====== Data for processing

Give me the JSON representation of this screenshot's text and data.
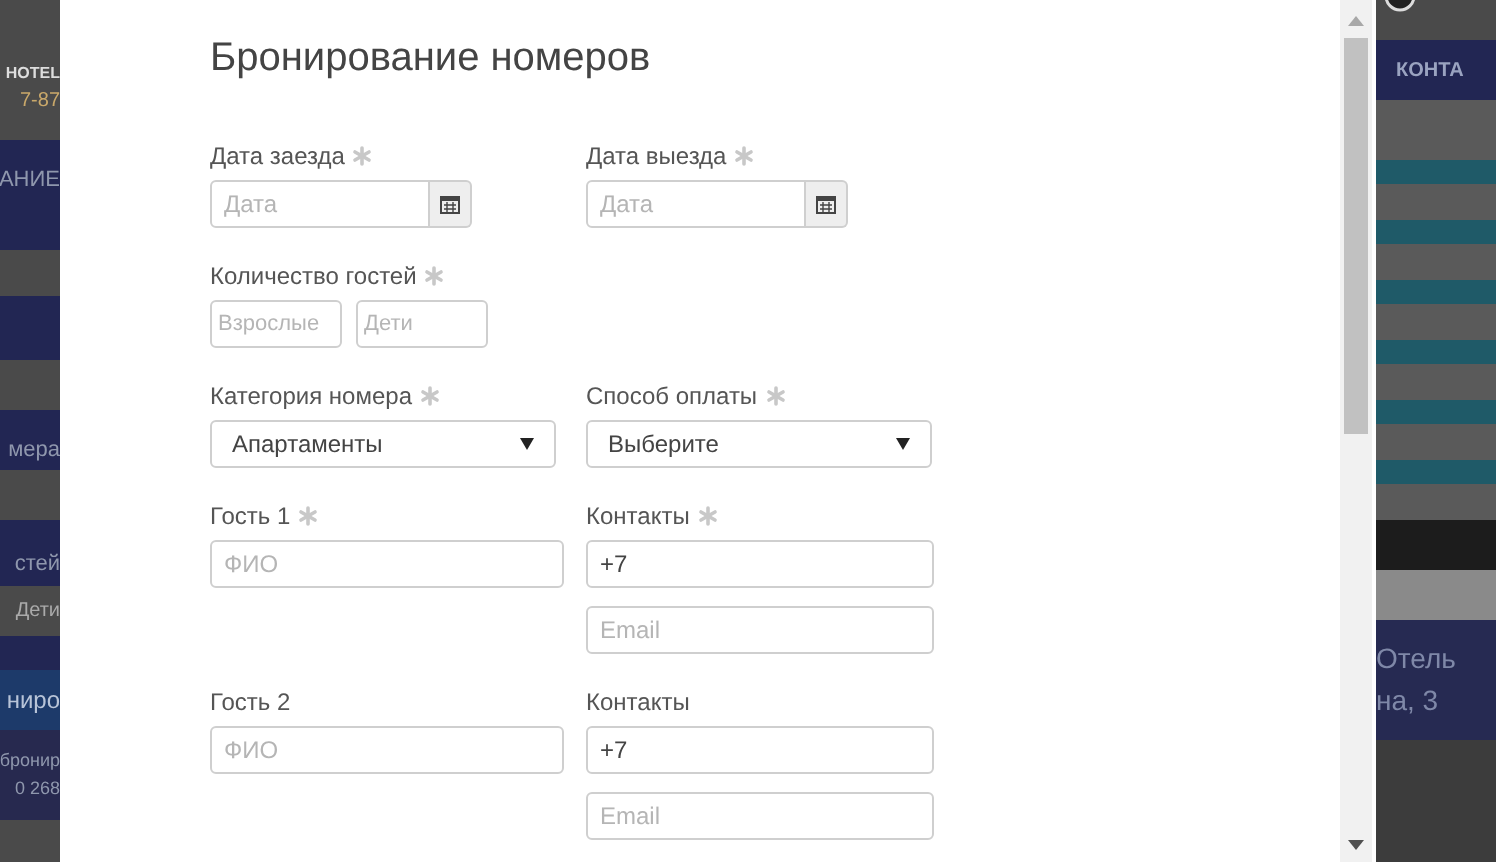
{
  "backdrop": {
    "left_texts": [
      "HOTEL",
      "7-87",
      "АНИЕ",
      "мера",
      "стей",
      "Дети",
      "ниро",
      "бронир",
      "0 268"
    ],
    "right_texts": [
      "КОНТА",
      "Отель",
      "на, 3"
    ]
  },
  "modal": {
    "title": "Бронирование номеров",
    "rows": [
      {
        "fields": [
          {
            "kind": "date",
            "label": "Дата заезда",
            "required": true,
            "placeholder": "Дата"
          },
          {
            "kind": "date",
            "label": "Дата выезда",
            "required": true,
            "placeholder": "Дата"
          }
        ]
      },
      {
        "fields": [
          {
            "kind": "pair",
            "label": "Количество гостей",
            "required": true,
            "inputs": [
              {
                "placeholder": "Взрослые"
              },
              {
                "placeholder": "Дети"
              }
            ]
          }
        ]
      },
      {
        "fields": [
          {
            "kind": "select",
            "label": "Категория номера",
            "required": true,
            "value": "Апартаменты"
          },
          {
            "kind": "select",
            "label": "Способ оплаты",
            "required": true,
            "value": "Выберите"
          }
        ]
      },
      {
        "fields": [
          {
            "kind": "text",
            "label": "Гость 1",
            "required": true,
            "placeholder": "ФИО"
          },
          {
            "kind": "contacts",
            "label": "Контакты",
            "required": true,
            "inputs": [
              {
                "value": "+7"
              },
              {
                "placeholder": "Email"
              }
            ]
          }
        ]
      },
      {
        "fields": [
          {
            "kind": "text",
            "label": "Гость 2",
            "required": false,
            "placeholder": "ФИО"
          },
          {
            "kind": "contacts",
            "label": "Контакты",
            "required": false,
            "inputs": [
              {
                "value": "+7"
              },
              {
                "placeholder": "Email"
              }
            ]
          }
        ]
      }
    ]
  }
}
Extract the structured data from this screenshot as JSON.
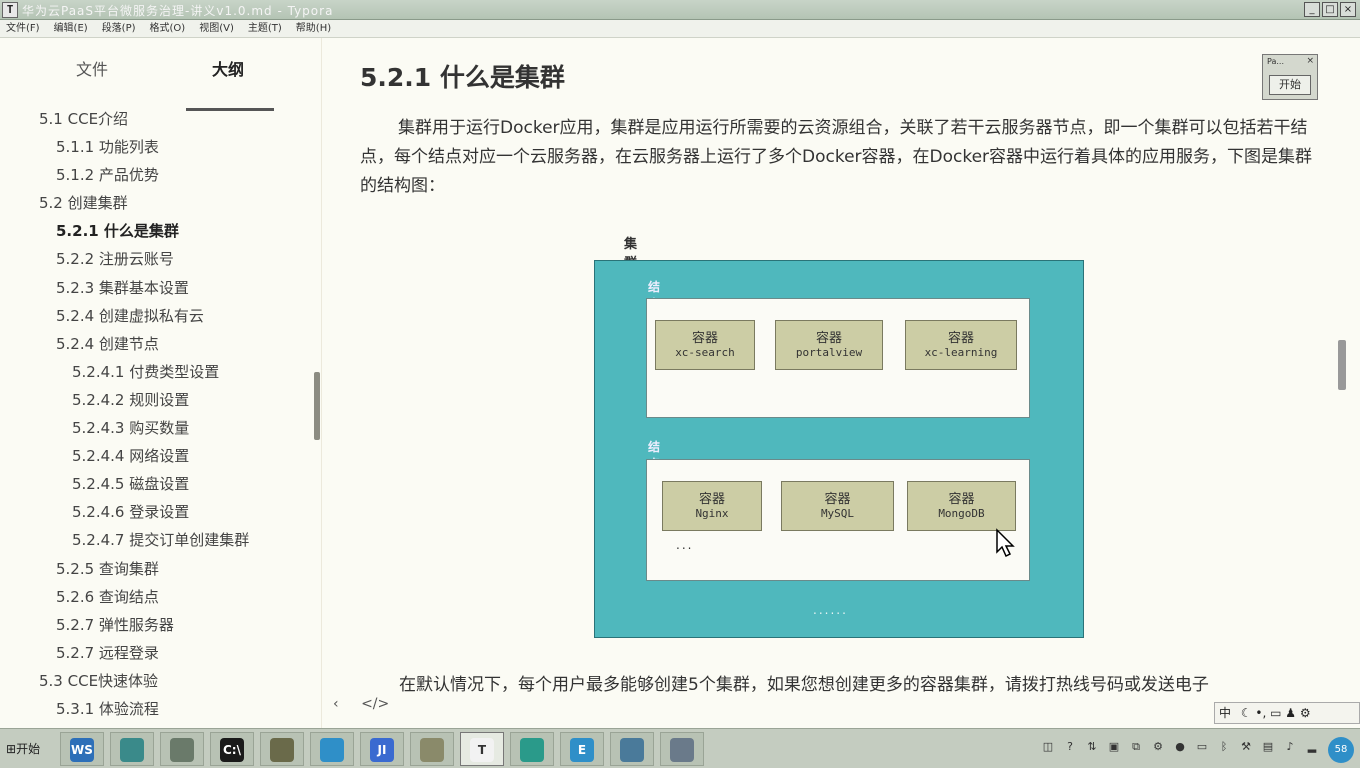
{
  "window": {
    "title": "华为云PaaS平台微服务治理-讲义v1.0.md - Typora",
    "buttons": [
      "_",
      "□",
      "×"
    ]
  },
  "menu": [
    "文件(F)",
    "编辑(E)",
    "段落(P)",
    "格式(O)",
    "视图(V)",
    "主题(T)",
    "帮助(H)"
  ],
  "sidebar": {
    "tabs": [
      "文件",
      "大纲"
    ],
    "items": [
      {
        "label": "5.1 CCE介绍"
      },
      {
        "label": "5.1.1 功能列表"
      },
      {
        "label": "5.1.2 产品优势"
      },
      {
        "label": "5.2 创建集群"
      },
      {
        "label": "5.2.1 什么是集群"
      },
      {
        "label": "5.2.2 注册云账号"
      },
      {
        "label": "5.2.3 集群基本设置"
      },
      {
        "label": "5.2.4 创建虚拟私有云"
      },
      {
        "label": "5.2.4 创建节点"
      },
      {
        "label": "5.2.4.1 付费类型设置"
      },
      {
        "label": "5.2.4.2 规则设置"
      },
      {
        "label": "5.2.4.3 购买数量"
      },
      {
        "label": "5.2.4.4 网络设置"
      },
      {
        "label": "5.2.4.5 磁盘设置"
      },
      {
        "label": "5.2.4.6 登录设置"
      },
      {
        "label": "5.2.4.7 提交订单创建集群"
      },
      {
        "label": "5.2.5 查询集群"
      },
      {
        "label": "5.2.6 查询结点"
      },
      {
        "label": "5.2.7 弹性服务器"
      },
      {
        "label": "5.2.7 远程登录"
      },
      {
        "label": "5.3 CCE快速体验"
      },
      {
        "label": "5.3.1 体验流程"
      }
    ]
  },
  "content": {
    "heading": "5.2.1 什么是集群",
    "paragraph": "集群用于运行Docker应用，集群是应用运行所需要的云资源组合，关联了若干云服务器节点，即一个集群可以包括若干结点，每个结点对应一个云服务器，在云服务器上运行了多个Docker容器，在Docker容器中运行着具体的应用服务，下图是集群的结构图：",
    "paragraph2": "在默认情况下，每个用户最多能够创建5个集群，如果您想创建更多的容器集群，请拨打热线号码或发送电子",
    "footer": [
      "‹",
      "</>"
    ]
  },
  "mini_window": {
    "title": "Pa...",
    "close": "×",
    "button": "开始"
  },
  "diagram": {
    "cluster_label": "集群",
    "nodes": [
      {
        "label": "结点",
        "containers": [
          {
            "title": "容器",
            "name": "xc-search"
          },
          {
            "title": "容器",
            "name": "portalview"
          },
          {
            "title": "容器",
            "name": "xc-learning"
          }
        ]
      },
      {
        "label": "结点",
        "containers": [
          {
            "title": "容器",
            "name": "Nginx"
          },
          {
            "title": "容器",
            "name": "MySQL"
          },
          {
            "title": "容器",
            "name": "MongoDB"
          }
        ],
        "more": "..."
      }
    ],
    "more": "......"
  },
  "taskbar": {
    "start": "开始",
    "apps": [
      {
        "name": "ws-icon",
        "label": "WS",
        "color": "#2d6fb8"
      },
      {
        "name": "bird-icon",
        "label": "",
        "color": "#3a8a8a"
      },
      {
        "name": "turtle-icon",
        "label": "",
        "color": "#6a7a6a"
      },
      {
        "name": "terminal-icon",
        "label": "C:\\",
        "color": "#1a1a1a"
      },
      {
        "name": "tools-icon",
        "label": "",
        "color": "#6a6a4a"
      },
      {
        "name": "qq-icon",
        "label": "",
        "color": "#2f8fc8"
      },
      {
        "name": "jetbrains-icon",
        "label": "JI",
        "color": "#3a6ad0"
      },
      {
        "name": "files-icon",
        "label": "",
        "color": "#8a8a6a"
      },
      {
        "name": "typora-icon",
        "label": "T",
        "color": "#f2f2f2"
      },
      {
        "name": "chrome-icon",
        "label": "",
        "color": "#2a9a8a"
      },
      {
        "name": "edit-icon",
        "label": "E",
        "color": "#2f8fc8"
      },
      {
        "name": "globe-icon",
        "label": "",
        "color": "#4a7a9a"
      },
      {
        "name": "satellite-icon",
        "label": "",
        "color": "#6a7a8a"
      }
    ],
    "clock": "58",
    "ime": "中"
  }
}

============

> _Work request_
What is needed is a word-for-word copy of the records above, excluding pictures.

> _Exercise result_
Give me the JSON representation of this screenshot's text and data.
{
  "backdrop": {
    "left_texts": [
      "HOTEL",
      "7-87",
      "АНИЕ",
      "мера",
      "стей",
      "Дети",
      "ниро",
      "бронир",
      "0 268"
    ],
    "right_texts": [
      "КОНТА",
      "Отель",
      "на, 3"
    ]
  },
  "modal": {
    "title": "Бронирование номеров",
    "rows": [
      {
        "fields": [
          {
            "kind": "date",
            "label": "Дата заезда",
            "required": true,
            "placeholder": "Дата"
          },
          {
            "kind": "date",
            "label": "Дата выезда",
            "required": true,
            "placeholder": "Дата"
          }
        ]
      },
      {
        "fields": [
          {
            "kind": "pair",
            "label": "Количество гостей",
            "required": true,
            "inputs": [
              {
                "placeholder": "Взрослые"
              },
              {
                "placeholder": "Дети"
              }
            ]
          }
        ]
      },
      {
        "fields": [
          {
            "kind": "select",
            "label": "Категория номера",
            "required": true,
            "value": "Апартаменты"
          },
          {
            "kind": "select",
            "label": "Способ оплаты",
            "required": true,
            "value": "Выберите"
          }
        ]
      },
      {
        "fields": [
          {
            "kind": "text",
            "label": "Гость 1",
            "required": true,
            "placeholder": "ФИО"
          },
          {
            "kind": "contacts",
            "label": "Контакты",
            "required": true,
            "inputs": [
              {
                "value": "+7"
              },
              {
                "placeholder": "Email"
              }
            ]
          }
        ]
      },
      {
        "fields": [
          {
            "kind": "text",
            "label": "Гость 2",
            "required": false,
            "placeholder": "ФИО"
          },
          {
            "kind": "contacts",
            "label": "Контакты",
            "required": false,
            "inputs": [
              {
                "value": "+7"
              },
              {
                "placeholder": "Email"
              }
            ]
          }
        ]
      }
    ]
  }
}
Extract the structured data from this screenshot as JSON.
{
  "window": {
    "title": "华为云PaaS平台微服务治理-讲义v1.0.md - Typora",
    "buttons": [
      "_",
      "□",
      "×"
    ]
  },
  "menu": [
    "文件(F)",
    "编辑(E)",
    "段落(P)",
    "格式(O)",
    "视图(V)",
    "主题(T)",
    "帮助(H)"
  ],
  "sidebar": {
    "tabs": [
      "文件",
      "大纲"
    ],
    "items": [
      {
        "label": "5.1 CCE介绍"
      },
      {
        "label": "5.1.1 功能列表"
      },
      {
        "label": "5.1.2 产品优势"
      },
      {
        "label": "5.2 创建集群"
      },
      {
        "label": "5.2.1 什么是集群"
      },
      {
        "label": "5.2.2 注册云账号"
      },
      {
        "label": "5.2.3 集群基本设置"
      },
      {
        "label": "5.2.4 创建虚拟私有云"
      },
      {
        "label": "5.2.4 创建节点"
      },
      {
        "label": "5.2.4.1 付费类型设置"
      },
      {
        "label": "5.2.4.2 规则设置"
      },
      {
        "label": "5.2.4.3 购买数量"
      },
      {
        "label": "5.2.4.4 网络设置"
      },
      {
        "label": "5.2.4.5 磁盘设置"
      },
      {
        "label": "5.2.4.6 登录设置"
      },
      {
        "label": "5.2.4.7 提交订单创建集群"
      },
      {
        "label": "5.2.5 查询集群"
      },
      {
        "label": "5.2.6 查询结点"
      },
      {
        "label": "5.2.7 弹性服务器"
      },
      {
        "label": "5.2.7 远程登录"
      },
      {
        "label": "5.3 CCE快速体验"
      },
      {
        "label": "5.3.1 体验流程"
      }
    ]
  },
  "content": {
    "heading": "5.2.1 什么是集群",
    "paragraph": "集群用于运行Docker应用，集群是应用运行所需要的云资源组合，关联了若干云服务器节点，即一个集群可以包括若干结点，每个结点对应一个云服务器，在云服务器上运行了多个Docker容器，在Docker容器中运行着具体的应用服务，下图是集群的结构图：",
    "paragraph2": "在默认情况下，每个用户最多能够创建5个集群，如果您想创建更多的容器集群，请拨打热线号码或发送电子",
    "footer": [
      "‹",
      "</>"
    ]
  },
  "mini_window": {
    "title": "Pa...",
    "close": "×",
    "button": "开始"
  },
  "diagram": {
    "cluster_label": "集群",
    "nodes": [
      {
        "label": "结点",
        "containers": [
          {
            "title": "容器",
            "name": "xc-search"
          },
          {
            "title": "容器",
            "name": "portalview"
          },
          {
            "title": "容器",
            "name": "xc-learning"
          }
        ]
      },
      {
        "label": "结点",
        "containers": [
          {
            "title": "容器",
            "name": "Nginx"
          },
          {
            "title": "容器",
            "name": "MySQL"
          },
          {
            "title": "容器",
            "name": "MongoDB"
          }
        ],
        "more": "..."
      }
    ],
    "more": "......"
  },
  "taskbar": {
    "start": "开始",
    "apps": [
      {
        "name": "ws-icon",
        "label": "WS",
        "color": "#2d6fb8"
      },
      {
        "name": "bird-icon",
        "label": "",
        "color": "#3a8a8a"
      },
      {
        "name": "turtle-icon",
        "label": "",
        "color": "#6a7a6a"
      },
      {
        "name": "terminal-icon",
        "label": "C:\\",
        "color": "#1a1a1a"
      },
      {
        "name": "tools-icon",
        "label": "",
        "color": "#6a6a4a"
      },
      {
        "name": "qq-icon",
        "label": "",
        "color": "#2f8fc8"
      },
      {
        "name": "jetbrains-icon",
        "label": "JI",
        "color": "#3a6ad0"
      },
      {
        "name": "files-icon",
        "label": "",
        "color": "#8a8a6a"
      },
      {
        "name": "typora-icon",
        "label": "T",
        "color": "#f2f2f2"
      },
      {
        "name": "chrome-icon",
        "label": "",
        "color": "#2a9a8a"
      },
      {
        "name": "edit-icon",
        "label": "E",
        "color": "#2f8fc8"
      },
      {
        "name": "globe-icon",
        "label": "",
        "color": "#4a7a9a"
      },
      {
        "name": "satellite-icon",
        "label": "",
        "color": "#6a7a8a"
      }
    ],
    "clock": "58",
    "ime": "中"
  }
}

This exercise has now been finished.